Because nobody, prior to a few years ago was saying and platforming that SSA is like the man born blind. No Presbytery was judging, until a few years ago, that an illicit desire is not sin itself until one actually lusts for it. Nobody, until years ago was not only adopting Roman Catholic views on sin but promoting conferences within our Churches that outsourced sanctification about a particular lust to a conference of notionally Reformed and other semi-Pelagian (including Roman Catholic) views on sanctification.
No minister who was mortifying his lust previously stood up and said that the Church is wrong to encourage Christians not to identify as homosexuals.
In other words, the thing that changed was a controversy and controversy demands a response. It doesn’t demand a generic response.
Nobody was saying it was OK to be inhospitable. Nobody was arguing that being racist isn’t sinful until you act on it.
If people ask why it seems we are targeting SSA, it is because there are some who, by their words, have denied that it is lust that is corruption that is flesh.
We do not need statements that God loves SSA people because we have always believes that God loves sinners who are, by nature, objects of wrath. We believe the Gospel is for sinners and that the Good News is that all our sin is dealt with both in terms of guilt as well as power.
It is the false teaching that remains that needs to be rooted out that places certain lusts and sinners in a bubble all their own that imagines that when we’re addressing sinners in general and one of the aspects of the sinful corruption is brought up that they don’t see themselves as the Scriptures see them.
So the second answer to why they feel targeted is the false teaching that they are sui generis. They are not unicorns. They are not unique. They are sinners and we need to double down on our doctrine of sin and sanctification.
There are many ministers who are mortify their SSA lust and have done so for years. They understand it is lust and they understand they are MEN. They don’t stand apart from other men and tell others that they are unicorns. They are men who go to those who are spiritual to confess and receive help with their struggles (Gal 6:1). They don’t parade themselves as standing outside sinners united to Christ but within the assembly of those are daily putting the old man to death and putting on Christ.

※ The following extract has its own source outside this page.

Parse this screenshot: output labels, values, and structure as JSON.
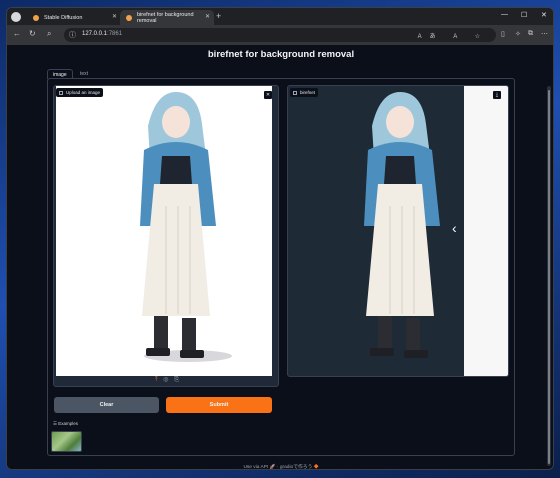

Thus, as a Christian Church, we only recognize those who stand in solidarity with us as sinners in Christ and not those who continue to confound or dissemble as teachers who will be held to account for letting little ones stumble and convincing them that flesh is not flesh and sin is not sin but some third thing that is neither simply a man nor woman but some other I know not what in a confused culture.